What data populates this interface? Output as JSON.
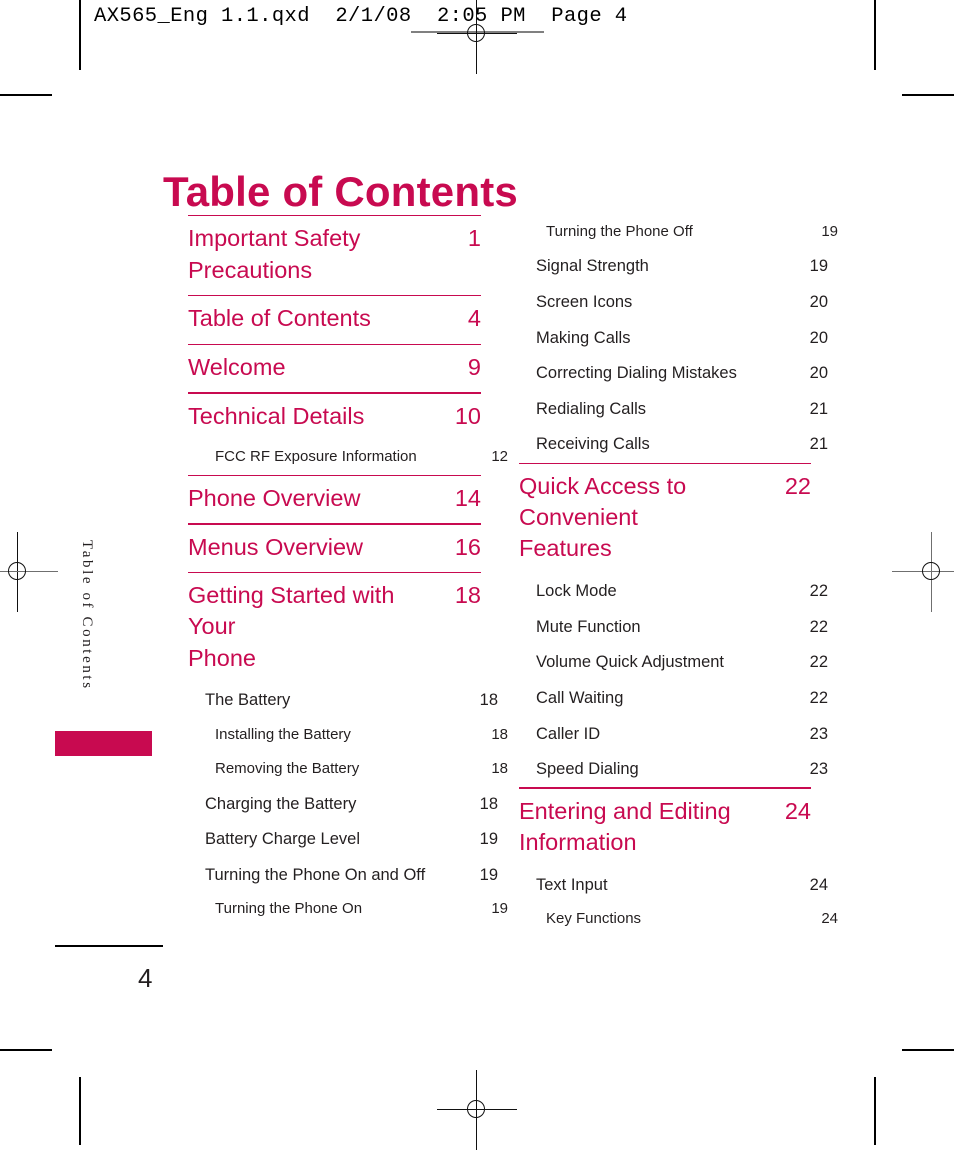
{
  "header": {
    "file_info": "AX565_Eng 1.1.qxd  2/1/08  2:05 PM  Page 4"
  },
  "side_tab": {
    "label": "Table  of  Contents"
  },
  "title": "Table of Contents",
  "footer": {
    "page_number": "4"
  },
  "colors": {
    "accent": "#c80a50",
    "body_text": "#231f20",
    "rule": "#c80a50"
  },
  "columns": {
    "left": [
      {
        "level": 0,
        "label": "Important Safety\nPrecautions",
        "page": "1",
        "rule_above": true
      },
      {
        "level": 0,
        "label": "Table of Contents",
        "page": "4",
        "rule_above": true
      },
      {
        "level": 0,
        "label": "Welcome",
        "page": "9",
        "rule_above": true
      },
      {
        "level": 0,
        "label": "Technical Details",
        "page": "10",
        "rule_above": true
      },
      {
        "level": 2,
        "label": "FCC RF Exposure Information",
        "page": "12",
        "rule_above": false
      },
      {
        "level": 0,
        "label": "Phone Overview",
        "page": "14",
        "rule_above": true
      },
      {
        "level": 0,
        "label": "Menus Overview",
        "page": "16",
        "rule_above": true
      },
      {
        "level": 0,
        "label": "Getting Started with Your\nPhone",
        "page": "18",
        "rule_above": true
      },
      {
        "level": 1,
        "label": "The Battery",
        "page": "18",
        "rule_above": false
      },
      {
        "level": 2,
        "label": "Installing the Battery",
        "page": "18",
        "rule_above": false
      },
      {
        "level": 2,
        "label": "Removing the Battery",
        "page": "18",
        "rule_above": false
      },
      {
        "level": 1,
        "label": "Charging the Battery",
        "page": "18",
        "rule_above": false
      },
      {
        "level": 1,
        "label": "Battery Charge Level",
        "page": "19",
        "rule_above": false
      },
      {
        "level": 1,
        "label": "Turning the Phone On and Off",
        "page": "19",
        "rule_above": false
      },
      {
        "level": 2,
        "label": "Turning the Phone On",
        "page": "19",
        "rule_above": false
      }
    ],
    "right": [
      {
        "level": 2,
        "label": "Turning the Phone Off",
        "page": "19",
        "rule_above": false
      },
      {
        "level": 1,
        "label": "Signal Strength",
        "page": "19",
        "rule_above": false
      },
      {
        "level": 1,
        "label": "Screen Icons",
        "page": "20",
        "rule_above": false
      },
      {
        "level": 1,
        "label": "Making Calls",
        "page": "20",
        "rule_above": false
      },
      {
        "level": 1,
        "label": "Correcting Dialing Mistakes",
        "page": "20",
        "rule_above": false
      },
      {
        "level": 1,
        "label": "Redialing Calls",
        "page": "21",
        "rule_above": false
      },
      {
        "level": 1,
        "label": "Receiving Calls",
        "page": "21",
        "rule_above": false
      },
      {
        "level": 0,
        "label": "Quick Access to Convenient\nFeatures",
        "page": "22",
        "rule_above": true
      },
      {
        "level": 1,
        "label": "Lock Mode",
        "page": "22",
        "rule_above": false
      },
      {
        "level": 1,
        "label": "Mute Function",
        "page": "22",
        "rule_above": false
      },
      {
        "level": 1,
        "label": "Volume Quick Adjustment",
        "page": "22",
        "rule_above": false
      },
      {
        "level": 1,
        "label": "Call Waiting",
        "page": "22",
        "rule_above": false
      },
      {
        "level": 1,
        "label": "Caller ID",
        "page": "23",
        "rule_above": false
      },
      {
        "level": 1,
        "label": "Speed Dialing",
        "page": "23",
        "rule_above": false
      },
      {
        "level": 0,
        "label": "Entering and Editing\nInformation",
        "page": "24",
        "rule_above": true
      },
      {
        "level": 1,
        "label": "Text Input",
        "page": "24",
        "rule_above": false
      },
      {
        "level": 2,
        "label": "Key Functions",
        "page": "24",
        "rule_above": false
      }
    ]
  }
}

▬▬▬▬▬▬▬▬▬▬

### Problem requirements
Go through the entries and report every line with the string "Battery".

### Your response
        "label": "The Battery",
        "label": "Installing the Battery",
        "label": "Removing the Battery",
        "label": "Charging the Battery",
        "label": "Battery Charge Level",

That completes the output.